Your resume is your advert, its the marketing of you as a professional and as a person. But it is also an opportunity to demonstrate some of the key skills employers are looking for, such as being able to tailor your resume ( and cover letter) to the requirements of the “person specification” and “responsibilities of the role”.
Teaching is individual, each teacher will have their own flare, their own style of teaching, albeit structured to lesson plans and the national curriculum, but how they deliver the information will differ from person to person. The same applies when writing your resume, keep to a structure (as detailed below) link in elements of the person specification and job responsibilities but add you and your personality in there too.
As a NQT you may not have the most experience in the classroom compared to other more established teachers, but most employers know this! Understand that employers are looking to develop their employees, and welcome applicants who are enthusiastic about continuing to learn and grow with the role. Remember, often, there is no one person that is 100% prefect for the position advertised.
Writing Your Resume
The structure and appearance of your resume is as vital as how you dress in an interview. The design should be consistent, all headings in bold or underlined, bullet points used to provide succinct information, indent of paragraphs uniform and in line and most importantly, use an easy to read text, Arial at 12 pt is highly popular!
A good way to get started is to pre-load these settings into your document before writing.
When writing…Use action verbs to describe your experience (e.g achieved, accomplished, managed, improved, developed) and positive adjectives to talk about your skills (resourceful, versatile, innovative,creative, positive, productive, etc)
A Resume should:
- Be no longer than 2 pages
- Work listed should be in chronological order from most recent on wards.
- Use a clear font.
- Be brief!
- Use plain, succinct English– avoid using too much jargon.
- Only include hobbies and interests that correspond to the role or teaching as a whole.
- Identify your referees.
- Use positive language.
- Have excellent spelling, grammar and punctuation!
- Have been proof read for you by another person.
A summary of your background/personal qualities, education and career plans, normally between 4-8 lines. Try to use the same language as described in the person specification to tailor this section.
Bullet point style list of a few of your strengths/key skills related to the position.
Chronological account of your education, most recent first. You need to emphasise in this section that you have undertaken effective professional study/training.
Structure usually entails:
- Start/End date
- Name of the Institution in which you studied
- Course Name (including qualification level)
- Brief outline of the modules and the course, include brief descriptions regarding any dissertation or work placements that demonstrate the desired skills of the person specification or role responsibilities.
List any other qualifications you may have, such as first aid certificate, perhaps you have attended Makaton workshops, or other specialised training.
Include any relevant full-time or vacation work, such as working with children, voluntary or community work, TEFL or youth work, structure similar to the education section.
If you’re entering teaching from another career, provide dates and brief details about what you’ve been doing. It’s important to focus on aspects of the role which relate directly to teaching, such as staff training, presentations, IT, and science or laboratory skills.

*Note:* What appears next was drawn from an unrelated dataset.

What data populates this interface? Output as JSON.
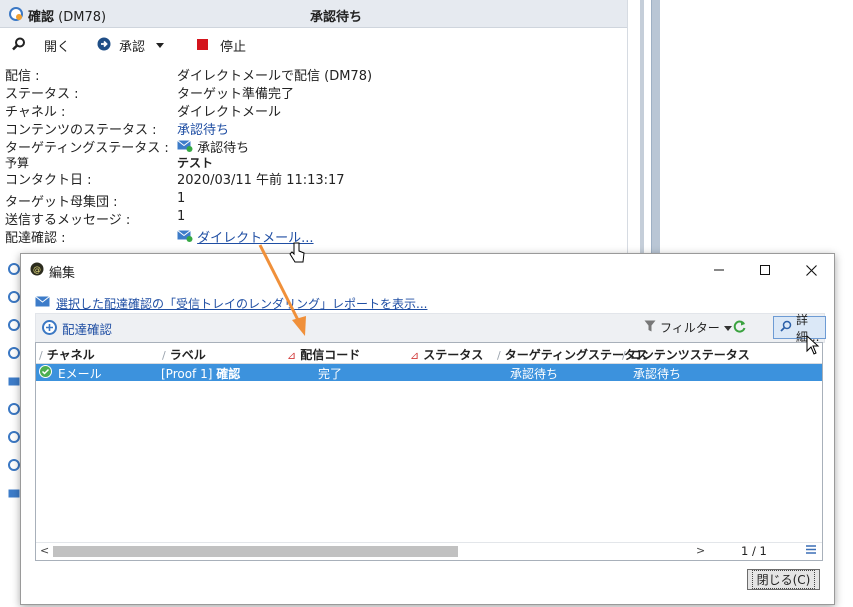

Relevant Interests and Skills
Try to include interests and skills that would relate to teaching, such as, playing a musical instrument, having a keen interest in science/technology or enjoying keeping fit.
Be sure to have references from your tutors or any educational institution where you have undertaken any work, paid or voluntary. The most recent and relevant references are best. Always seek permission before including referees and inform them of when they may be contacted from your potential employer.
Need help with writing a great NQT cover letter? Click here.